##### EXCERPTED DATA

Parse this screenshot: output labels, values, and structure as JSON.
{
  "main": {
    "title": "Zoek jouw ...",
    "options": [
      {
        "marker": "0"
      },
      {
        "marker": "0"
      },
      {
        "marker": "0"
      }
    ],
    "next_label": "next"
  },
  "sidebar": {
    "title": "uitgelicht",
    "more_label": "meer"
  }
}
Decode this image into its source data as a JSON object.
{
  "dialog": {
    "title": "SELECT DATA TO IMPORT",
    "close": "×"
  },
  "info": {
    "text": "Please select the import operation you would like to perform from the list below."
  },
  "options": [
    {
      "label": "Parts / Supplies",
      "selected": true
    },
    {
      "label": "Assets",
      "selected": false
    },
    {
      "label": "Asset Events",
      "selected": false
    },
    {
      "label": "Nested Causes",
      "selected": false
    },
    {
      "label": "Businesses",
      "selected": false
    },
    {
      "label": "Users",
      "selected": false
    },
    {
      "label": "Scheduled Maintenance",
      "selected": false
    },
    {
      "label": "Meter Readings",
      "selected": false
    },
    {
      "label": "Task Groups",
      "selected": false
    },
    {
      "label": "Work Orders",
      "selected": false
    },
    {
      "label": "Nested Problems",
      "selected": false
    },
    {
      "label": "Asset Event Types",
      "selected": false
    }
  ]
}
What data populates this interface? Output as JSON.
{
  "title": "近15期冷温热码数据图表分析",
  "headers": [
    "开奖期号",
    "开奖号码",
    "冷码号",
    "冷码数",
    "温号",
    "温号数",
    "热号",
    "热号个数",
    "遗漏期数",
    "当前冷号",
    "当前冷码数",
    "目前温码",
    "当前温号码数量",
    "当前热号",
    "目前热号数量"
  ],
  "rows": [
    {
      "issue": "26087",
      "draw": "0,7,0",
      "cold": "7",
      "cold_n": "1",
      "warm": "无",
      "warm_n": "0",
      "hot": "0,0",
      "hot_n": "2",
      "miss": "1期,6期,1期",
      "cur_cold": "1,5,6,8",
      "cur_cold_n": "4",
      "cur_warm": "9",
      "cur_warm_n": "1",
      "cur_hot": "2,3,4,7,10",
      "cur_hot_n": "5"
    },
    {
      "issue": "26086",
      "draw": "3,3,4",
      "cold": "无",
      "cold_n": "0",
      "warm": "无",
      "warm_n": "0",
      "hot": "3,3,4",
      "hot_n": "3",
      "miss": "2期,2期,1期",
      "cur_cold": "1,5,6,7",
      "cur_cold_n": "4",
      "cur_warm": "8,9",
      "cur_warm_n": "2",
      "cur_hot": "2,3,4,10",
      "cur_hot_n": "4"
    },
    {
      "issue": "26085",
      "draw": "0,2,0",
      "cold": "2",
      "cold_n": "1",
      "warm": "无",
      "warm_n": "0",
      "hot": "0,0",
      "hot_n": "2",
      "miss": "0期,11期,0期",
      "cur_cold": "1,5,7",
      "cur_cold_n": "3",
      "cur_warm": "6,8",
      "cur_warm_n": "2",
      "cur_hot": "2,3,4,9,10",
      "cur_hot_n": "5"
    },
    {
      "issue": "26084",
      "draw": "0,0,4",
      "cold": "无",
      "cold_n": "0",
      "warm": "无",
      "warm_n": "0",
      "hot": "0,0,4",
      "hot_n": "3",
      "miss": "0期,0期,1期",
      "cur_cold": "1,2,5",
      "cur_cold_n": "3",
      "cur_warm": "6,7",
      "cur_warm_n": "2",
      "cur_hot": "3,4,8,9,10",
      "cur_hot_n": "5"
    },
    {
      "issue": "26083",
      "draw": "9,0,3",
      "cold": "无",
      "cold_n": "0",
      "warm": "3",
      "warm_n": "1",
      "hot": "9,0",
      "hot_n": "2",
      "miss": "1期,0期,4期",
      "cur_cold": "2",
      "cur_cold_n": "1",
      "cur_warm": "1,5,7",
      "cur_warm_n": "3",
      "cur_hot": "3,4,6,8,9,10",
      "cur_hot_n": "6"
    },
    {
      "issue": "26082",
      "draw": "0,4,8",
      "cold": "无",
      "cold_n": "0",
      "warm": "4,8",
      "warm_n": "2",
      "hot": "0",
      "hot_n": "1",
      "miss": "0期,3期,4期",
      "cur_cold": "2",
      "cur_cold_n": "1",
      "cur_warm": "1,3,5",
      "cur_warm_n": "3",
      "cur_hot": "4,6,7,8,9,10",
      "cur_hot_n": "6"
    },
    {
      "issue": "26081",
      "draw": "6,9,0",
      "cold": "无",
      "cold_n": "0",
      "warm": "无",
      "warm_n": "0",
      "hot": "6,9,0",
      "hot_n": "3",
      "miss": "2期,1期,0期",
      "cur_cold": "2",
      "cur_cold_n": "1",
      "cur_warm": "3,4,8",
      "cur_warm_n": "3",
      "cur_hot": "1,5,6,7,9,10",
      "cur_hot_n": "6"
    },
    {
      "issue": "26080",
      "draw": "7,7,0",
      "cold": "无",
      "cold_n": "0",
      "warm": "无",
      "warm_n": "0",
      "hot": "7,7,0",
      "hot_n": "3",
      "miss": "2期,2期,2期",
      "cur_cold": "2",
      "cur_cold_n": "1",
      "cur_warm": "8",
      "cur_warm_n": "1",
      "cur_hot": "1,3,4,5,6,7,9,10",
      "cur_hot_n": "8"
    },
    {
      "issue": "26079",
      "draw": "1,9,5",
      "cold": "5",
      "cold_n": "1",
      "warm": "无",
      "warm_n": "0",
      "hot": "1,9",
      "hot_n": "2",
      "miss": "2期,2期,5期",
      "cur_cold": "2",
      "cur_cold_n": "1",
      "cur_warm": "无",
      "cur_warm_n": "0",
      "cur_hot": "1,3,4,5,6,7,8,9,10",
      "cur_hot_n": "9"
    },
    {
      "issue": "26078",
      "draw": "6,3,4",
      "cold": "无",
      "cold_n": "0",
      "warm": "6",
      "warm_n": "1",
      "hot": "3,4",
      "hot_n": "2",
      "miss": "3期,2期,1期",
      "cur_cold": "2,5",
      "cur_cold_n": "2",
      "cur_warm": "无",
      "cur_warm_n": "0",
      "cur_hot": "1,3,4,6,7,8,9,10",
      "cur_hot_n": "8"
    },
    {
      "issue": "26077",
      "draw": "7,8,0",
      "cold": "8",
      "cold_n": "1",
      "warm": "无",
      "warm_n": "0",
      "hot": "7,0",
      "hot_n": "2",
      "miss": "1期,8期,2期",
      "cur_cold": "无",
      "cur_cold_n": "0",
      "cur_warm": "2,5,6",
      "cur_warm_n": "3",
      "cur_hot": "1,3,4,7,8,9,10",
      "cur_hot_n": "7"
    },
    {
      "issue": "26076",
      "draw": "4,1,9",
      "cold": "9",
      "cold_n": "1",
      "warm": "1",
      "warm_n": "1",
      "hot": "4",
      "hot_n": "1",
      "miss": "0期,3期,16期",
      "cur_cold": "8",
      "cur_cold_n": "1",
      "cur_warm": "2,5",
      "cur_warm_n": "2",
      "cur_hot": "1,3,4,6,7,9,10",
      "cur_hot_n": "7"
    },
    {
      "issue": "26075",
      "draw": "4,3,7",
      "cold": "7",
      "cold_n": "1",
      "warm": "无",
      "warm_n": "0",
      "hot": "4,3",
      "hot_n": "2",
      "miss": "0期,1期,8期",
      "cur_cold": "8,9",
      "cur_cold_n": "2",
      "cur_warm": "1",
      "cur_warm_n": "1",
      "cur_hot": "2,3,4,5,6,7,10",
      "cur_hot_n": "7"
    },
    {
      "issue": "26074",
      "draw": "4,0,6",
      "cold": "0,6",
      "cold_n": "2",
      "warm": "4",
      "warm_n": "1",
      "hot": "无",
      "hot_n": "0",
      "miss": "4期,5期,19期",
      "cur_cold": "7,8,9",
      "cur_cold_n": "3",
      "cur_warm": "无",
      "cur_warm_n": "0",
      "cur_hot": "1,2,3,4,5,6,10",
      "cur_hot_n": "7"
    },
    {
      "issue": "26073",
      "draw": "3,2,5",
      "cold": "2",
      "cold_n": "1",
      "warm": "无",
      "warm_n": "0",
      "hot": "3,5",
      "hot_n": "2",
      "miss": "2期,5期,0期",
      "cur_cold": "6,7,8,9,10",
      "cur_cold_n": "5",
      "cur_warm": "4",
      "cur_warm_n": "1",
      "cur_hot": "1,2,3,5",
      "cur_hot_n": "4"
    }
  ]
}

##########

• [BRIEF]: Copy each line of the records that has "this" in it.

• [YOUR RESPONSE]:
Parse this screenshot: output labels, values, and structure as JSON.
Decode this image into its source data as a JSON object.
What data populates this interface? Output as JSON.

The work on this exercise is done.